I’m here to tell you that it really doesn’t matter what category you are in. You should care about this issue. Because while on the surface this issue is about rap, it’s really about much more.

The issue is about you and your children. It’s about decisions. The ones you will make for them, and the ones they will make because of what you teach them.

If you’re a Christian, the men on that panel claimed biblical authority (though no Bible verses were actually used to make their case), which means you have to examine their claims biblically, not culturally. This is important because as Christians we are trying to teach both ourselves and our children to obey God. We are trying to show them how to succeed in a world that gets more multicultural by the minute. Even if your world is somewhat isolated from other cultures, you cannot guarantee that your child’s world will be.

We all have desires for our children, but of course we don’t know whether God’s will for them is consistent with our hopes for them. We must teach them how to think about and live in a multicultural world in a way that honors God. So this isn’t just about rap music at all. It’s about God and culture.

It’s about Christians and culture, and what we do when cultural distinctions clash. Do we just react on the basis of our own culture and denounce those we can’t relate to? Or do we think a little deeper and truly consider what the Bible has to say about these things?

If you’re not a Christian this issue is important to you, too. Every day you make decisions, often almost automatically, simply because you are part of a particular culture. With our world changing as fast as it is, a big part of your job as a parent is to train your children to think critically about how to engage with other cultures.

What happens if your state legalizes certain drugs and one of your children’s close friends takes them? Is it enough to make another rule and say “stay away”? Is it enough to just hope that drugs and peer pressure don’t influence your kids? Or is it better to teach those kids how to engage a culture that they can’t escape from?

Whether you know it or not, you are already teaching your kids about how to engage with cultures other than their own. Do you understand the messages you’re passing along? Are those the messages that will best serve them in the future?

I have two more posts for you in this “Why You Should Care” series, and I’m going to speak from a biblical perspective. I will address rap, but because the issue is bigger than rap, I will show how the Scriptures deal with the clash of cultures.

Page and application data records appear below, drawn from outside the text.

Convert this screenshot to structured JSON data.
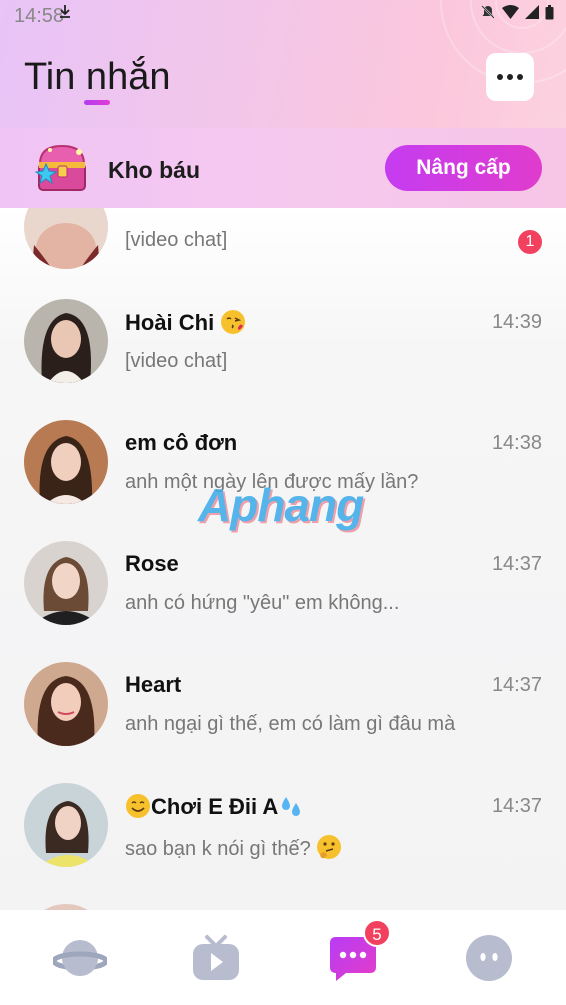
{
  "status_bar": {
    "time": "14:58"
  },
  "header": {
    "title": "Tin nhắn"
  },
  "treasure": {
    "label": "Kho báu",
    "upgrade_label": "Nâng cấp"
  },
  "conversations": [
    {
      "name": "",
      "message": "[video chat]",
      "time": "",
      "unread": "1"
    },
    {
      "name": "Hoài Chi",
      "message": "[video chat]",
      "time": "14:39"
    },
    {
      "name": "em cô đơn",
      "message": "anh một ngày lên được mấy lần?",
      "time": "14:38"
    },
    {
      "name": "Rose",
      "message": "anh có hứng \"yêu\" em không...",
      "time": "14:37"
    },
    {
      "name": "Heart",
      "message": "anh ngại gì thế, em có làm gì đâu mà",
      "time": "14:37"
    },
    {
      "name": "Chơi E Đii A",
      "message": "sao bạn k nói gì thế?",
      "time": "14:37"
    }
  ],
  "watermark": "Aphang",
  "nav": {
    "messages_badge": "5"
  }
}
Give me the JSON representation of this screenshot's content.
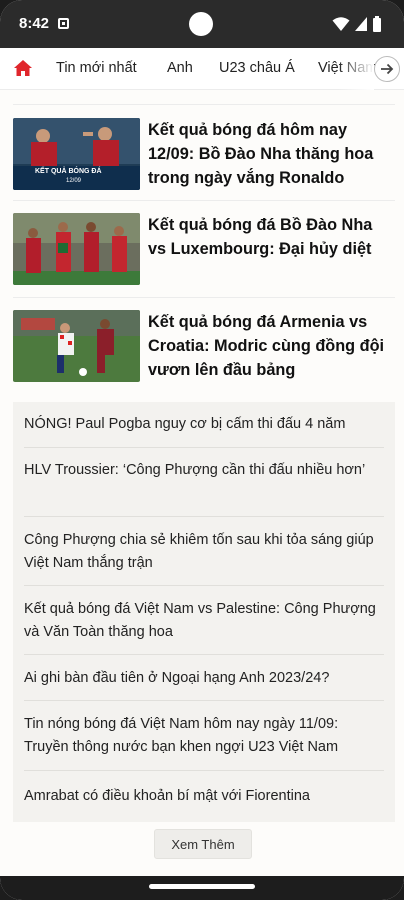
{
  "status_bar": {
    "time": "8:42"
  },
  "tabs": [
    {
      "label": "Tin mới nhất"
    },
    {
      "label": "Anh"
    },
    {
      "label": "U23 châu Á"
    },
    {
      "label": "Việt Nam"
    }
  ],
  "colors": {
    "accent": "#e0262c",
    "status_bar": "#2b2b2b",
    "page_bg": "#fdfcfa",
    "list_bg": "#f3f2ef"
  },
  "articles": [
    {
      "title": "Kết quả bóng đá hôm nay 12/09: Bồ Đào Nha thăng hoa trong ngày vắng Ronaldo",
      "thumb_caption": "KẾT QUẢ BÓNG ĐÁ",
      "thumb_date": "12/09"
    },
    {
      "title": "Kết quả bóng đá Bồ Đào Nha vs Luxembourg: Đại hủy diệt"
    },
    {
      "title": "Kết quả bóng đá Armenia vs Croatia: Modric cùng đồng đội vươn lên đầu bảng"
    }
  ],
  "headlines": [
    "NÓNG! Paul Pogba nguy cơ bị cấm thi đấu 4 năm",
    "HLV Troussier: ‘Công Phượng cần thi đấu nhiều hơn’",
    "Công Phượng chia sẻ khiêm tốn sau khi tỏa sáng giúp Việt Nam thắng trận",
    "Kết quả bóng đá Việt Nam vs Palestine: Công Phượng và Văn Toàn thăng hoa",
    "Ai ghi bàn đầu tiên ở Ngoại hạng Anh 2023/24?",
    "Tin nóng bóng đá Việt Nam hôm nay ngày 11/09: Truyền thông nước bạn khen ngợi U23 Việt Nam",
    "Amrabat có điều khoản bí mật với Fiorentina"
  ],
  "more_button": "Xem Thêm"
}
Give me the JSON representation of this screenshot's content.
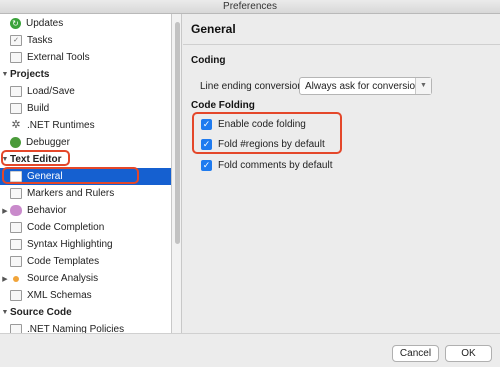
{
  "window": {
    "title": "Preferences"
  },
  "sidebar": {
    "items": [
      {
        "label": "Updates",
        "icon": "updates-icon"
      },
      {
        "label": "Tasks",
        "icon": "tasks-icon"
      },
      {
        "label": "External Tools",
        "icon": "external-tools-icon"
      },
      {
        "label": "Projects",
        "category": true
      },
      {
        "label": "Load/Save",
        "icon": "load-save-icon"
      },
      {
        "label": "Build",
        "icon": "build-icon"
      },
      {
        "label": ".NET Runtimes",
        "icon": "gear-icon"
      },
      {
        "label": "Debugger",
        "icon": "debugger-icon"
      },
      {
        "label": "Text Editor",
        "category": true
      },
      {
        "label": "General",
        "icon": "general-icon",
        "selected": true
      },
      {
        "label": "Markers and Rulers",
        "icon": "markers-icon"
      },
      {
        "label": "Behavior",
        "icon": "behavior-icon"
      },
      {
        "label": "Code Completion",
        "icon": "code-completion-icon"
      },
      {
        "label": "Syntax Highlighting",
        "icon": "syntax-highlighting-icon"
      },
      {
        "label": "Code Templates",
        "icon": "code-templates-icon"
      },
      {
        "label": "Source Analysis",
        "icon": "source-analysis-icon"
      },
      {
        "label": "XML Schemas",
        "icon": "xml-schemas-icon"
      },
      {
        "label": "Source Code",
        "category": true
      },
      {
        "label": ".NET Naming Policies",
        "icon": "naming-policies-icon"
      }
    ]
  },
  "main": {
    "title": "General",
    "coding": {
      "section_title": "Coding",
      "line_ending_label": "Line ending conversion:",
      "line_ending_value": "Always ask for conversion"
    },
    "folding": {
      "section_title": "Code Folding",
      "enable_label": "Enable code folding",
      "enable_checked": true,
      "regions_label": "Fold #regions by default",
      "regions_checked": true,
      "comments_label": "Fold comments by default",
      "comments_checked": true
    }
  },
  "footer": {
    "cancel_label": "Cancel",
    "ok_label": "OK"
  },
  "colors": {
    "selection": "#1560d0",
    "highlight": "#e4472a",
    "checkbox": "#1f7bef"
  }
}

I think you will see that despite all the disagreements about Christian Rap over the past week, both sides of the argument are actually right, biblically speaking.

It just dawned on me that you have no idea who I am. My name is Curtis Allen. I am a Christian, a husband, a dad, a pastor, an author, and a (gulp) rapper. And, I am a personal friend of the Happy Housewife.

Last month I published a book with you in mind. It’s called, “Does God Listen To Rap?” The title may fool you, though, because the book is about more than rap. It is about how to view culture through the eyes of Scripture. And my hope is that the only side you find yourself on in this debate about rap is God’s side. Thanks for taking time to read this! Next post coming soon.

You can read the first chapter of “Does God Listen To Rap?” for free here.

Connect with Curtis online.

This post may contain a link to an affiliate. See my disclosure policy for more information.